§ **What you need to do**
Please give the data again in full, exactly as provided.

§ **Listed entries**
%%

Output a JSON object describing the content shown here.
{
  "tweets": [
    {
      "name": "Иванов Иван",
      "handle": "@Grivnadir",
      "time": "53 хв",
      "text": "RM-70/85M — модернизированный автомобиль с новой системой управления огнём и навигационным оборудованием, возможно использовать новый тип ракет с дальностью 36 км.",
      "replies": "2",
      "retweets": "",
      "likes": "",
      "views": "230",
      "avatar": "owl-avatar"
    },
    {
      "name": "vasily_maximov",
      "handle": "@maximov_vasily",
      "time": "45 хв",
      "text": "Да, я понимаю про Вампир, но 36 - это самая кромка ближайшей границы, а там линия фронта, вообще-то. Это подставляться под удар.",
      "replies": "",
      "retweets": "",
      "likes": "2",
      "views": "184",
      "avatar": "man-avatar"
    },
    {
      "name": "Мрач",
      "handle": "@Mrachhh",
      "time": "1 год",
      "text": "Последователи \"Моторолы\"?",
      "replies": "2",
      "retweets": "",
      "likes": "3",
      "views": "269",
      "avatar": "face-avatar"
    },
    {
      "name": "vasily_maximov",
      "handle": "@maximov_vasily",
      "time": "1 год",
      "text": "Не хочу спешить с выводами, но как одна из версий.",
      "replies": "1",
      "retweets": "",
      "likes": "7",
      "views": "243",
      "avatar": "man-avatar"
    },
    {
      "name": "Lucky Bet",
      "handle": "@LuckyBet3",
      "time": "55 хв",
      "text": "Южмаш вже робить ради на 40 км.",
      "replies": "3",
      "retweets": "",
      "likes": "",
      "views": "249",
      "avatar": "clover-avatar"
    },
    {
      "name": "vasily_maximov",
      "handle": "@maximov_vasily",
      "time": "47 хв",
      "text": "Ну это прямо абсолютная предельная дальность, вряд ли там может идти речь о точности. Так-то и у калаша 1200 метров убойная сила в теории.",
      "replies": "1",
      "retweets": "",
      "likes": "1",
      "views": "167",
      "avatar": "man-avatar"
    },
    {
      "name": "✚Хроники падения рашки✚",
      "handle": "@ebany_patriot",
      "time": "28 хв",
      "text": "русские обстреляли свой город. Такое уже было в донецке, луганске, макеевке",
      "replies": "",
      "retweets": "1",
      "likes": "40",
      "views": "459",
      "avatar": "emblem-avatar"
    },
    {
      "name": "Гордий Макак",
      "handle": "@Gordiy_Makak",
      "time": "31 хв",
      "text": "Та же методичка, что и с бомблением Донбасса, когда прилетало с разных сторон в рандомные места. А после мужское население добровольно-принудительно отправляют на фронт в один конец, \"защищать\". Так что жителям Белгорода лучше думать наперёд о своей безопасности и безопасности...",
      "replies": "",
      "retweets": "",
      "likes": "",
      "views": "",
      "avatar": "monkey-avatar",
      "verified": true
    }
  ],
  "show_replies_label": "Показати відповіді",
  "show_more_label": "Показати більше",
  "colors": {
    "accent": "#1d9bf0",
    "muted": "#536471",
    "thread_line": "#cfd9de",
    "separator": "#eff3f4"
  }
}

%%

§ **Response**
Output a JSON object describing the content shown here.
{
  "tweets": [
    {
      "name": "Иванов Иван",
      "handle": "@Grivnadir",
      "time": "53 хв",
      "text": "RM-70/85M — модернизированный автомобиль с новой системой управления огнём и навигационным оборудованием, возможно использовать новый тип ракет с дальностью 36 км.",
      "replies": "2",
      "retweets": "",
      "likes": "",
      "views": "230",
      "avatar": "owl-avatar"
    },
    {
      "name": "vasily_maximov",
      "handle": "@maximov_vasily",
      "time": "45 хв",
      "text": "Да, я понимаю про Вампир, но 36 - это самая кромка ближайшей границы, а там линия фронта, вообще-то. Это подставляться под удар.",
      "replies": "",
      "retweets": "",
      "likes": "2",
      "views": "184",
      "avatar": "man-avatar"
    },
    {
      "name": "Мрач",
      "handle": "@Mrachhh",
      "time": "1 год",
      "text": "Последователи \"Моторолы\"?",
      "replies": "2",
      "retweets": "",
      "likes": "3",
      "views": "269",
      "avatar": "face-avatar"
    },
    {
      "name": "vasily_maximov",
      "handle": "@maximov_vasily",
      "time": "1 год",
      "text": "Не хочу спешить с выводами, но как одна из версий.",
      "replies": "1",
      "retweets": "",
      "likes": "7",
      "views": "243",
      "avatar": "man-avatar"
    },
    {
      "name": "Lucky Bet",
      "handle": "@LuckyBet3",
      "time": "55 хв",
      "text": "Южмаш вже робить ради на 40 км.",
      "replies": "3",
      "retweets": "",
      "likes": "",
      "views": "249",
      "avatar": "clover-avatar"
    },
    {
      "name": "vasily_maximov",
      "handle": "@maximov_vasily",
      "time": "47 хв",
      "text": "Ну это прямо абсолютная предельная дальность, вряд ли там может идти речь о точности. Так-то и у калаша 1200 метров убойная сила в теории.",
      "replies": "1",
      "retweets": "",
      "likes": "1",
      "views": "167",
      "avatar": "man-avatar"
    },
    {
      "name": "✚Хроники падения рашки✚",
      "handle": "@ebany_patriot",
      "time": "28 хв",
      "text": "русские обстреляли свой город. Такое уже было в донецке, луганске, макеевке",
      "replies": "",
      "retweets": "1",
      "likes": "40",
      "views": "459",
      "avatar": "emblem-avatar"
    },
    {
      "name": "Гордий Макак",
      "handle": "@Gordiy_Makak",
      "time": "31 хв",
      "text": "Та же методичка, что и с бомблением Донбасса, когда прилетало с разных сторон в рандомные места. А после мужское население добровольно-принудительно отправляют на фронт в один конец, \"защищать\". Так что жителям Белгорода лучше думать наперёд о своей безопасности и безопасности...",
      "replies": "",
      "retweets": "",
      "likes": "",
      "views": "",
      "avatar": "monkey-avatar",
      "verified": true
    }
  ],
  "show_replies_label": "Показати відповіді",
  "show_more_label": "Показати більше",
  "colors": {
    "accent": "#1d9bf0",
    "muted": "#536471",
    "thread_line": "#cfd9de",
    "separator": "#eff3f4"
  }
}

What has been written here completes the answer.